From Lord Joplin, NATO Parliamentary Assembly: [As a result of the information revolution], the time it takes to cross the Atlantic has shrunk to 30 milliseconds, compared with 30 minutes for ICBMs and several months going by boat. Meanwhile, a whole new family of actors are emerging on the international stage, such as virtual “hactivist” groups. These could potentially lead to a new class of international conflicts between these groups and nation states, or even to conflicts between exclusively virtual entities.
One of the most fundamental characteristics of the Information Age is its ability to connect. In this regard, the main tool is the Internet and the fact that its storage capacity is currently doubling every 12 months. Interconnectivity is now central to government offices, critical infrastructures, telecommunications, finance, transportation, and emergency services. Even where communication and data exchanges are not routed through the Internet, they still, in many cases, use the same fibre optic cables.
Despite its inherent advantages, this dependence on information technology has also made state and society much more vulnerable to attacks such as computer intrusions, scrambling software programs, undetected insiders within computer firewalls, or cyber terrorists. The Internet is inherently insecure as it was designed as a benign enterprise of information exchange, a decentralized patchwork of systems that ensures relative anonymity. It is ill-equipped to trace perpetrators or to prevent them from abusing the intrinsic openness of the cyber domain. In this context, the key national security dilemma of the Information Age is how to create an effective and transparent government, which, at the same time, is also able to protect its citizens and vital national interests. Furthermore, in this Information Age, the North Atlantic Alliance faces a dilemma of how to maintain cohesion in the environment where sharing information with Allies increases information security risks, but where withholding it undermines the relevance and capabilities of the Alliance.
It is a critical time for the NATO Parliamentary Assembly (NATO PA) to discuss cyber security, as the Alliance is working on a comprehensive cyber strategy to be announced in June 2011. The Rapporteur hopes that some of the questions discussed in this report will be addressed by this forthcoming NATO document.
This report will focus on three facets of the linkage between Information Age and national security. First, it will discuss the changing notion of secrecy in international relations. This issue was brought to prominence by the so-called “Cablegate” scandal. While the publication of classified diplomatic correspondence was not a result of a cyber attack, it is nevertheless directly linked to the information revolution: remarkable advances in data storage technology allowed one person to easily download colossal volumes of data that has taken the print media months, and possibly years, to digest and to publish.
Second, the explosion of Internet usage is creating the phenomenon we refer to as “digital (h)activism”. Social media and other Internet-based communities are creating new, ad hoc and cross-border allegiances that can manifest themselves in a variety of positive (reinforcing civil societies in authoritarian countries) and negative (empowering hacker groups that attack those who do not share their political worldview) ways.
Third, the report will discuss the challenge of direct cyber threats against states and, in particular, NATO’s role in cyber defence as one of the principal topics for the Euro-Atlantic community, particularly in the wake of the Lisbon Summit. . . .

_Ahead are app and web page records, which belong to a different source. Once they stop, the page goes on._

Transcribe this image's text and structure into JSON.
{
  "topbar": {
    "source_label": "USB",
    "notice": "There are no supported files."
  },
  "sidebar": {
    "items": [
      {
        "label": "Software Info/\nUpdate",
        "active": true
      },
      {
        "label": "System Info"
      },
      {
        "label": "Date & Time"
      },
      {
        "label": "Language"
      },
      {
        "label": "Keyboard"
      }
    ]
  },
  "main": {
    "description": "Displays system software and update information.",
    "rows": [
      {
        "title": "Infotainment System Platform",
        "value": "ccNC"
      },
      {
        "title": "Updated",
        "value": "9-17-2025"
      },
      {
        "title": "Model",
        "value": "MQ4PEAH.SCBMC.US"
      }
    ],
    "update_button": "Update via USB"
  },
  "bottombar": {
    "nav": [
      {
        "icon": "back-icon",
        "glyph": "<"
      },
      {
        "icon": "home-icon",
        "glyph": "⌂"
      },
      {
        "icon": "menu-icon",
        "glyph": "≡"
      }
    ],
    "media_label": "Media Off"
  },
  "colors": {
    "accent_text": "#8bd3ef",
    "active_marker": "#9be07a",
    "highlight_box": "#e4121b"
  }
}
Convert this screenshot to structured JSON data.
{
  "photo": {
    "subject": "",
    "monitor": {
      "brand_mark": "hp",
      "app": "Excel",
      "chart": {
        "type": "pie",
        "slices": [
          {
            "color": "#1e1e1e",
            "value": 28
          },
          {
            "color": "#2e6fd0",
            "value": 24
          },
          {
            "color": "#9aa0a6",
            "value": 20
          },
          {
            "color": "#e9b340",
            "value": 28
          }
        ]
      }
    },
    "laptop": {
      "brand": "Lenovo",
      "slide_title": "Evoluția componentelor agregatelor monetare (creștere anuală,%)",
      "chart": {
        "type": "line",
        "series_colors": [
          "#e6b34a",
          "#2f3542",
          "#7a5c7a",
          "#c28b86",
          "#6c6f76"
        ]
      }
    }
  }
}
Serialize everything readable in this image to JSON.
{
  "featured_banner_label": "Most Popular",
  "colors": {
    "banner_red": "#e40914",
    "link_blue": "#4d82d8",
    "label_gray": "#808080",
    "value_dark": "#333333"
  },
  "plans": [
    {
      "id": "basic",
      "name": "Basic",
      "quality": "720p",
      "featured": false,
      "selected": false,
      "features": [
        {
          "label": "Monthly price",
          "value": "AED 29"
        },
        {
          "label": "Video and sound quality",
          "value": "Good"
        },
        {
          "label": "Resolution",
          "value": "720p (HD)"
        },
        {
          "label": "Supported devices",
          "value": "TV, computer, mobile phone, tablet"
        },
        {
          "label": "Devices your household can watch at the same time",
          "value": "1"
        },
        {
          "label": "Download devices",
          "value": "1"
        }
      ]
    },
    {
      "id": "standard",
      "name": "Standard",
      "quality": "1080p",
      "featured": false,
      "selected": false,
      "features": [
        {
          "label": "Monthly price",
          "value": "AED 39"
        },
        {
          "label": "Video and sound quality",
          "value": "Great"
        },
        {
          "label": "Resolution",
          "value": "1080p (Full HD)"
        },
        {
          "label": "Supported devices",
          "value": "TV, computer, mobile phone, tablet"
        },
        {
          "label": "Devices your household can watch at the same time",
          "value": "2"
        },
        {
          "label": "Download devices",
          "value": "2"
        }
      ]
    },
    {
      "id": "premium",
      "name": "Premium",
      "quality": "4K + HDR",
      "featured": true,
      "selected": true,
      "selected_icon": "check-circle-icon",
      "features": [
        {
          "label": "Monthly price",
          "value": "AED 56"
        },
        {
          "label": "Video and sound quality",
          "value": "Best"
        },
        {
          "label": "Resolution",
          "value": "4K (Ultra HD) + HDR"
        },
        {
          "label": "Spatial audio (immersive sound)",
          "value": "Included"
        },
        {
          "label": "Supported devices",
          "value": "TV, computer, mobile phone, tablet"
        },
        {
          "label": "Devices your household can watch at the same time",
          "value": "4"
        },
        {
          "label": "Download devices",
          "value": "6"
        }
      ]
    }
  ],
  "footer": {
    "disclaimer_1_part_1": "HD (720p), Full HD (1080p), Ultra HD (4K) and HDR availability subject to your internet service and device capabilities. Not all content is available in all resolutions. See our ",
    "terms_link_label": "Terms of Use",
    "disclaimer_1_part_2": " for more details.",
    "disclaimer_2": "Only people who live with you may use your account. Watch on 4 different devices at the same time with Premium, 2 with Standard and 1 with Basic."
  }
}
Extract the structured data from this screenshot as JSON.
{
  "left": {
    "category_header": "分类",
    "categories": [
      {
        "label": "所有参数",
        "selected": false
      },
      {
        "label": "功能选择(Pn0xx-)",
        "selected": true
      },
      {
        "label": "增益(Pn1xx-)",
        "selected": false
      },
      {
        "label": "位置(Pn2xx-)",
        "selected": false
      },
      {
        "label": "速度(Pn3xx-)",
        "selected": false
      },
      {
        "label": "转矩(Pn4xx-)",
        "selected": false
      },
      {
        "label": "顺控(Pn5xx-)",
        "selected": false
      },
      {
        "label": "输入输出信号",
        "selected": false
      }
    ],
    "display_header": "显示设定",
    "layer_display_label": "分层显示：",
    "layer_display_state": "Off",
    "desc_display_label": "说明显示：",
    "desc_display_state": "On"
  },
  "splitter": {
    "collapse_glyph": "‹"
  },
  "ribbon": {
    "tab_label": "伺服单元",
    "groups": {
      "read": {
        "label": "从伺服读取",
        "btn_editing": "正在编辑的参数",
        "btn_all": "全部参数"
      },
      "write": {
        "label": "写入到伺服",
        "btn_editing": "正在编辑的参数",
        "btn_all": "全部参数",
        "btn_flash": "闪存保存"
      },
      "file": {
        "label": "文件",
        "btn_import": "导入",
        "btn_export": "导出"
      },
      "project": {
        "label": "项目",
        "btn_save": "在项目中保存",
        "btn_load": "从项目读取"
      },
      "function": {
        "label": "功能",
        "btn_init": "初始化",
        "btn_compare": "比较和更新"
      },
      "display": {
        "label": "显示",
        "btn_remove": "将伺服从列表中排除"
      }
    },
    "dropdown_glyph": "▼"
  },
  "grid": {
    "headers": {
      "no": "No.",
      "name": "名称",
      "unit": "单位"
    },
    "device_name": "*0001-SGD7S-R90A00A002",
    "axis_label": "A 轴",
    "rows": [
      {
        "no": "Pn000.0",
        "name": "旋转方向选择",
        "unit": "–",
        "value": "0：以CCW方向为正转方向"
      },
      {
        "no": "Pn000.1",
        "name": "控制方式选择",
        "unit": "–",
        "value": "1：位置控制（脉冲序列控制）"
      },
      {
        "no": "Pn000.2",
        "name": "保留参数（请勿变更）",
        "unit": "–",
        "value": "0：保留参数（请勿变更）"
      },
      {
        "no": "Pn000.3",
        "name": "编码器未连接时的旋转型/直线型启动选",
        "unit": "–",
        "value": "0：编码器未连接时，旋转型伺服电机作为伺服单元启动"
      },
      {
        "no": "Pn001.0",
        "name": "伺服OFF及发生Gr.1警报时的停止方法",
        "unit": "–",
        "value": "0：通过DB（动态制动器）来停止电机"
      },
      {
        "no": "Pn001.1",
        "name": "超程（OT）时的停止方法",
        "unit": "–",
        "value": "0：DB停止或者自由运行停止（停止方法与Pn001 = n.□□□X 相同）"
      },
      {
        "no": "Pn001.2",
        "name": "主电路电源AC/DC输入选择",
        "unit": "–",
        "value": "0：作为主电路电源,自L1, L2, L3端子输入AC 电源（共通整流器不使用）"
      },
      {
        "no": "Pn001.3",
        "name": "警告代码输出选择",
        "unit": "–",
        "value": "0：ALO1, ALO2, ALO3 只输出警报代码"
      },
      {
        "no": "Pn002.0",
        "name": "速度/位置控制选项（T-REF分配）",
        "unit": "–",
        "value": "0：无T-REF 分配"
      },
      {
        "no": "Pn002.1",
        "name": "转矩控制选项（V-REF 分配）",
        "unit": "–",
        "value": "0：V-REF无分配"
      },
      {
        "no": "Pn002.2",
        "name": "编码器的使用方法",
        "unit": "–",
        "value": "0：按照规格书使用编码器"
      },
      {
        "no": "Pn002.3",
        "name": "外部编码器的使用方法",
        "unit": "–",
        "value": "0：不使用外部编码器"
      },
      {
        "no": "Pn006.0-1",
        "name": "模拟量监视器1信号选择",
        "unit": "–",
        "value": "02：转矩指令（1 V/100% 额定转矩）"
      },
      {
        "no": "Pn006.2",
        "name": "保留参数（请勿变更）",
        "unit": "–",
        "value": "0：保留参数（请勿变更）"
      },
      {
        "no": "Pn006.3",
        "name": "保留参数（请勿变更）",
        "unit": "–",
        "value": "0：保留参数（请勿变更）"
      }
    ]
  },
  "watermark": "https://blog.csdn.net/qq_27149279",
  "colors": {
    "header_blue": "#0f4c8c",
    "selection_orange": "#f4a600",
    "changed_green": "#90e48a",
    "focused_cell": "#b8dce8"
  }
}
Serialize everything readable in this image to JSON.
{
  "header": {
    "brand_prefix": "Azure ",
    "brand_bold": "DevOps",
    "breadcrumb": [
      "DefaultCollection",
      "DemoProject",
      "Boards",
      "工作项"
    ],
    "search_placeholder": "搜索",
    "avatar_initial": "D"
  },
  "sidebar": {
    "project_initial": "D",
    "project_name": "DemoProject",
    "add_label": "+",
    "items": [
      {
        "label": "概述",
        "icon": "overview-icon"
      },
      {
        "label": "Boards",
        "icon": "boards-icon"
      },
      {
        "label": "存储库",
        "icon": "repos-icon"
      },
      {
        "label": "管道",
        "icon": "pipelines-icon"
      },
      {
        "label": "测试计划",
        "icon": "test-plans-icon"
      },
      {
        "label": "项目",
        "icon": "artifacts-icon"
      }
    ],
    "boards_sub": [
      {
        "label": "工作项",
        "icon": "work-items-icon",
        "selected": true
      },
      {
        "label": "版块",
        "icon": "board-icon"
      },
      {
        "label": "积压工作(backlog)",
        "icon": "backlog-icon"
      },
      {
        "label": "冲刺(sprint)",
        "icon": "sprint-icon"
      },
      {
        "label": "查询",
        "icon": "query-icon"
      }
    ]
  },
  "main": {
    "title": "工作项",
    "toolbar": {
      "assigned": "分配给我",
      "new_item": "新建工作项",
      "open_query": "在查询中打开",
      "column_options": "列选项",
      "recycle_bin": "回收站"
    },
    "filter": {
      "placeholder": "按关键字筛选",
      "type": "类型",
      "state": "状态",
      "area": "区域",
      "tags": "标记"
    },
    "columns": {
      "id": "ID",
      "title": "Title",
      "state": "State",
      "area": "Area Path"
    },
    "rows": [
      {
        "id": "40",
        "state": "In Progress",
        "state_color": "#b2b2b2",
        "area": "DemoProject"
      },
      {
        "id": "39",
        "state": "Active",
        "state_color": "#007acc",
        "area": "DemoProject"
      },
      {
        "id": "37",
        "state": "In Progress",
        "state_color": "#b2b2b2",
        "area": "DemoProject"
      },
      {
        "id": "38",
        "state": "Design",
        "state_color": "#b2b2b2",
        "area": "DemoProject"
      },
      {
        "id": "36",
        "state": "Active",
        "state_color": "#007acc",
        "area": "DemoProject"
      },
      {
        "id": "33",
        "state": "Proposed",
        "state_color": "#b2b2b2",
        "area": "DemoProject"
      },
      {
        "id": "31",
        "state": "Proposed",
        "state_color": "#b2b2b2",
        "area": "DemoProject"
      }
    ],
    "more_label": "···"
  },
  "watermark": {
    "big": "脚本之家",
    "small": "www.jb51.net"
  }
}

Today, the ad hoc international group of hackers and activists is said to have thousands of operatives and has no set rules or membership. It remains to be seen how much time Anonymous has for pursuing such paths. The longer these attacks persist the more likely countermeasures will be developed, implemented, the groups will be infiltrated and perpetrators persecuted. (photo: NATO)